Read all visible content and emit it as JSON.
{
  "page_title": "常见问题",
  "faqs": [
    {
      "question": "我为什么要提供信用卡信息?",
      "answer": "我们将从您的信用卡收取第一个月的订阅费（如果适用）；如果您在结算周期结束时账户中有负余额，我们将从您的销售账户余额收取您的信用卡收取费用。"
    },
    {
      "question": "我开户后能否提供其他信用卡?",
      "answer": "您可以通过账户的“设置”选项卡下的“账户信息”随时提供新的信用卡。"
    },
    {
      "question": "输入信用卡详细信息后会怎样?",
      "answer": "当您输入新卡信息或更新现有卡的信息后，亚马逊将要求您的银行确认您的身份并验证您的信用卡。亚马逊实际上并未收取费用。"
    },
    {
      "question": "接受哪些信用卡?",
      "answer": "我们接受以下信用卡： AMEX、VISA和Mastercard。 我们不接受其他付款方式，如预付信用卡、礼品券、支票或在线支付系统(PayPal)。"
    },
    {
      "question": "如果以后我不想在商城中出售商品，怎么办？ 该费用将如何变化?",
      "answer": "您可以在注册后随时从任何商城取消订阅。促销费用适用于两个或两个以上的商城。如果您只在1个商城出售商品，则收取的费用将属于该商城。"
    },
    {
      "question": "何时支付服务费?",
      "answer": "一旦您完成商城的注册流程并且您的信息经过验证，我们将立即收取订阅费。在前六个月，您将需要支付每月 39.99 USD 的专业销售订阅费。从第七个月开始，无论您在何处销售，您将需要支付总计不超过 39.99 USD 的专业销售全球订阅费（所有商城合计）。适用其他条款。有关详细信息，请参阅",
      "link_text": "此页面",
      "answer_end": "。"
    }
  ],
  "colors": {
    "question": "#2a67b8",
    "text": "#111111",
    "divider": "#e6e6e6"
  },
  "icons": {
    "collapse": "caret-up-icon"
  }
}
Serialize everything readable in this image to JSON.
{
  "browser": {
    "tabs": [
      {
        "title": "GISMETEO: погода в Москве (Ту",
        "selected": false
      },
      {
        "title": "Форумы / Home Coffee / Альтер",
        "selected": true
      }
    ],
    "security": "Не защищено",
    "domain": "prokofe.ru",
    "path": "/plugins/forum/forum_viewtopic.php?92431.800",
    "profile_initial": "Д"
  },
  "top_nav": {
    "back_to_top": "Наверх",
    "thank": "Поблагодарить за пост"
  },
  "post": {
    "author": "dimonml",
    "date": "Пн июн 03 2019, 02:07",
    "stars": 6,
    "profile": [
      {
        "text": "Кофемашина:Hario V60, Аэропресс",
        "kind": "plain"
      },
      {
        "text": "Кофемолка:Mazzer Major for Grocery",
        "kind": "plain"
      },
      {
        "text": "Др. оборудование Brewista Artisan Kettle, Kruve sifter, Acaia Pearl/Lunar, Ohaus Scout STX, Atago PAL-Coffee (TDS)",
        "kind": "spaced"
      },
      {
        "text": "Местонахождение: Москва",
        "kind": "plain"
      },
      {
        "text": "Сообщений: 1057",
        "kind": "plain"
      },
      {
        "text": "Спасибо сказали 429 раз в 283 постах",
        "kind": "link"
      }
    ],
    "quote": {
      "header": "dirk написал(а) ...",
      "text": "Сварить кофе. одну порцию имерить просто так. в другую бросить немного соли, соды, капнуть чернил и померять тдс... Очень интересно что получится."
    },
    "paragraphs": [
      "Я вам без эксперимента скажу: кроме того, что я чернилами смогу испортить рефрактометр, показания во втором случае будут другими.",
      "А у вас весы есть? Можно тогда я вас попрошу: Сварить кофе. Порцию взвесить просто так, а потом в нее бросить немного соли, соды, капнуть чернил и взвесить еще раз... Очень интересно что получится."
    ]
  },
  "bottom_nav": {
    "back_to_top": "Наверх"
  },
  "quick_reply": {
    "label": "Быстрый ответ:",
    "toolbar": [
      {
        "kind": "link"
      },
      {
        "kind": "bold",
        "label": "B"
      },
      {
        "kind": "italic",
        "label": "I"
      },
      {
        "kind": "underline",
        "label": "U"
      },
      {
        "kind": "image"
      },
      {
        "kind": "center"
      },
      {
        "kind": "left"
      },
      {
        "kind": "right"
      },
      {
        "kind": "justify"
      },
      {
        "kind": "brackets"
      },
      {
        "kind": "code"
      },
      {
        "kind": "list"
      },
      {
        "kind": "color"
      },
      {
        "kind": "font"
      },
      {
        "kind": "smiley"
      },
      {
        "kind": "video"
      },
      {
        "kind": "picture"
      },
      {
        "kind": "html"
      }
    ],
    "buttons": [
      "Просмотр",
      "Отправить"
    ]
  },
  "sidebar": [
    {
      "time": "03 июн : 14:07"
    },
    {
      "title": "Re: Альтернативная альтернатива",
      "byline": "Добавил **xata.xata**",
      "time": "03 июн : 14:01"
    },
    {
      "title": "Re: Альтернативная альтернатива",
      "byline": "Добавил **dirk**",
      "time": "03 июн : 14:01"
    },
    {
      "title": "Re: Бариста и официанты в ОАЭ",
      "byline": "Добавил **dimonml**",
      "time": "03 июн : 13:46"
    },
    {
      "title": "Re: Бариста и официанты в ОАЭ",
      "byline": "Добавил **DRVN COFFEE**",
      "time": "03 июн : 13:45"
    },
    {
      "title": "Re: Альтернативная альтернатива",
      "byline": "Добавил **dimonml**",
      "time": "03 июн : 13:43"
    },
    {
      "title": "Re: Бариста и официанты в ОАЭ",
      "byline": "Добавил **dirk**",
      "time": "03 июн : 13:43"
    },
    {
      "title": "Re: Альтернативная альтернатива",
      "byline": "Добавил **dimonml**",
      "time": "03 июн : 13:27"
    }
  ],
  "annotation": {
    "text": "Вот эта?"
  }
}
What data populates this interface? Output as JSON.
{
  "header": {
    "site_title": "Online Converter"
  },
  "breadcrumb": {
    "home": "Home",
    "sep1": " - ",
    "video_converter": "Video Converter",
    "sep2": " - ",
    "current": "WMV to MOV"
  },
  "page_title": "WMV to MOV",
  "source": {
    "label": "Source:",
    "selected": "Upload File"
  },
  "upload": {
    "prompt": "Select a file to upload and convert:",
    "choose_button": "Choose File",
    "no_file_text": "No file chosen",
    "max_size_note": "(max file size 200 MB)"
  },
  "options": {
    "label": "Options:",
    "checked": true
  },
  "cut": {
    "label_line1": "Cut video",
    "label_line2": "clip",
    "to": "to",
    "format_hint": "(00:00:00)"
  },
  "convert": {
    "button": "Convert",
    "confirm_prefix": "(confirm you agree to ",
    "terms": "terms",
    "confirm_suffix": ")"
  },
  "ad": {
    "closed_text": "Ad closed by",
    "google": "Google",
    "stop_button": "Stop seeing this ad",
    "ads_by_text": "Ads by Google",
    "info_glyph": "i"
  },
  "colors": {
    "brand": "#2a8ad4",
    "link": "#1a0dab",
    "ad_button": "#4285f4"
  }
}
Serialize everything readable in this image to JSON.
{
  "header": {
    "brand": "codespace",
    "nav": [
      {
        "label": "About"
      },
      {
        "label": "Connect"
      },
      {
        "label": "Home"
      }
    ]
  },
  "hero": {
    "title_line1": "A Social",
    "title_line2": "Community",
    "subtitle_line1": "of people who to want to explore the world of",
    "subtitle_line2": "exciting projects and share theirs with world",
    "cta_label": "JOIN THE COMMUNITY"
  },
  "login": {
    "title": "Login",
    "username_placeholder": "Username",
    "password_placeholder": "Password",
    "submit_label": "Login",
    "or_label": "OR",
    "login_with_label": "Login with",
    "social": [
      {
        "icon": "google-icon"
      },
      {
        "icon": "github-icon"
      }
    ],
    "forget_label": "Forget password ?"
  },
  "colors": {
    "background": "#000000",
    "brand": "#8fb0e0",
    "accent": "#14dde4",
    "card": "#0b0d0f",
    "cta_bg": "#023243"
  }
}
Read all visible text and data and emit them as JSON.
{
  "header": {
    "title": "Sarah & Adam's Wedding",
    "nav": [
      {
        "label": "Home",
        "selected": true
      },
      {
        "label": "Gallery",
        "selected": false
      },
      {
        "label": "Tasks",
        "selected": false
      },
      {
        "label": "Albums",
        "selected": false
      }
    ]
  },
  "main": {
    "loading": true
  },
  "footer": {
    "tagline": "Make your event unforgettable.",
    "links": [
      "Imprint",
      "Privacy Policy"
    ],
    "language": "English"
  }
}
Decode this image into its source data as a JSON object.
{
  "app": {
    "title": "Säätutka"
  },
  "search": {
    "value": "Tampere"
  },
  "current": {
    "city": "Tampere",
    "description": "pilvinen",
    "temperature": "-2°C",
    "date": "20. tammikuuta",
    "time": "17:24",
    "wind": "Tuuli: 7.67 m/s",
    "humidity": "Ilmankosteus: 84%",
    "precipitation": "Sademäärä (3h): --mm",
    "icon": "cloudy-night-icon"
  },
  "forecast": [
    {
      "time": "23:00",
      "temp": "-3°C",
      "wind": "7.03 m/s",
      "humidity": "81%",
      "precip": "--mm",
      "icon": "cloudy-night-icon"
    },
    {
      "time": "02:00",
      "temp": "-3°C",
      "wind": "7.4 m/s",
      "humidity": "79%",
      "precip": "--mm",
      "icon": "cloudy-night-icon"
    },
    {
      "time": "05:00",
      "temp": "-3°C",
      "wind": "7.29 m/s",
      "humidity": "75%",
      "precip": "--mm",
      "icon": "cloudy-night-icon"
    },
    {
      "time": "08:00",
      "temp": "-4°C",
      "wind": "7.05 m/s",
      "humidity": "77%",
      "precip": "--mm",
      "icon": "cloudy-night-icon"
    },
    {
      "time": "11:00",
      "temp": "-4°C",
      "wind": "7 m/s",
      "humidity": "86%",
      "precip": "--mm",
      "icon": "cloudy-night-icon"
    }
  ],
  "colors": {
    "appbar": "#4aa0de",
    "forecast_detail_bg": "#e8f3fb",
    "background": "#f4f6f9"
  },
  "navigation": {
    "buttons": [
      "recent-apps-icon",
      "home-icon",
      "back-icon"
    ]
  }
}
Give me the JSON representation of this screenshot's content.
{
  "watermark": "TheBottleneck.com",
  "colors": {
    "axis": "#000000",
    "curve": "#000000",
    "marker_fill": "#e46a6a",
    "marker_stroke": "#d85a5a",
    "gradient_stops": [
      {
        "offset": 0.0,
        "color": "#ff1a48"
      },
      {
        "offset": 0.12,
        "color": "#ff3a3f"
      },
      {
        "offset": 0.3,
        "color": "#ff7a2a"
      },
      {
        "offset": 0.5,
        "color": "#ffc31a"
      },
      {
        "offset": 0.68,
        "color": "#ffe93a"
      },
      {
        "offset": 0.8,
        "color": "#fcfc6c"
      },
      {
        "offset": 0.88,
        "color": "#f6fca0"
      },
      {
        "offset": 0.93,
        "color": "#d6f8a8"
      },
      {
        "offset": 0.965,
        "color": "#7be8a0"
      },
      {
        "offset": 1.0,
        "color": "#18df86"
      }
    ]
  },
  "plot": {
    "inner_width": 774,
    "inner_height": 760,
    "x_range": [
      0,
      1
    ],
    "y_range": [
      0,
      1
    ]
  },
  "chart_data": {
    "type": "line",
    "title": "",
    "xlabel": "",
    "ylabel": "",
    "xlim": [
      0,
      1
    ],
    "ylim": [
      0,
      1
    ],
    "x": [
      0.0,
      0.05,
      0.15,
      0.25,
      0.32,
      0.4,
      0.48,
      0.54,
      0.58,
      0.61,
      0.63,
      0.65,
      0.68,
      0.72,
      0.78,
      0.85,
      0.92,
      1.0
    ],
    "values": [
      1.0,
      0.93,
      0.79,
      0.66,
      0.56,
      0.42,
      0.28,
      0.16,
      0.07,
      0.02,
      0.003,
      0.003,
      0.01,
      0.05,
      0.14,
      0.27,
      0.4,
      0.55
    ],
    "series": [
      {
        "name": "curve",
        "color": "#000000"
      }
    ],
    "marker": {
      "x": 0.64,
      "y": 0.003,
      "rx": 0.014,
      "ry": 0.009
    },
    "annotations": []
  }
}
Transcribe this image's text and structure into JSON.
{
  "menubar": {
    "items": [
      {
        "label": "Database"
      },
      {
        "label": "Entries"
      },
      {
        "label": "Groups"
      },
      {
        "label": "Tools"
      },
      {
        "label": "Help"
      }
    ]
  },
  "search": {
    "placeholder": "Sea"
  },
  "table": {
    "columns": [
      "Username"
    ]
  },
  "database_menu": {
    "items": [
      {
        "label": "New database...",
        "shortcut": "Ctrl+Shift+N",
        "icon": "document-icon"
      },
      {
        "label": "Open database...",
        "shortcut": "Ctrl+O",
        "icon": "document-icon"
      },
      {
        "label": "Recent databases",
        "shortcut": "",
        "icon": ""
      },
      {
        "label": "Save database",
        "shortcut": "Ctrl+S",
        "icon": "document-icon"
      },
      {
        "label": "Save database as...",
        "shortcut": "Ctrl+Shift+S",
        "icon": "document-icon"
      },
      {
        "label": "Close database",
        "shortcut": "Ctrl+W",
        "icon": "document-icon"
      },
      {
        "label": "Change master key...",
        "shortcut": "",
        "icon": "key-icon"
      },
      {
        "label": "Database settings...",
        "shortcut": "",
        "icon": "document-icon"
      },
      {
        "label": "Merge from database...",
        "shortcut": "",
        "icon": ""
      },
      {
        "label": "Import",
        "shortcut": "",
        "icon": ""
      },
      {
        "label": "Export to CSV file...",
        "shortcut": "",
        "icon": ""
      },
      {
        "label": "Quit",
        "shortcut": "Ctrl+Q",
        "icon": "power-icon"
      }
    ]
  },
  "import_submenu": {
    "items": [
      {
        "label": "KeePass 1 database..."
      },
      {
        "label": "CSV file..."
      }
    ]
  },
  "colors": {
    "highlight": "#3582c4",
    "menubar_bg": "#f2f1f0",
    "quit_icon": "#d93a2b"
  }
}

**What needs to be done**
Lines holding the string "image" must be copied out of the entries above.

**Solution below**
Serialize everything readable in this image to JSON.
        "kind": "image"
Serialize everything readable in this image to JSON.
Decode this image into its source data as a JSON object.
Transcribe this image's text and structure into JSON.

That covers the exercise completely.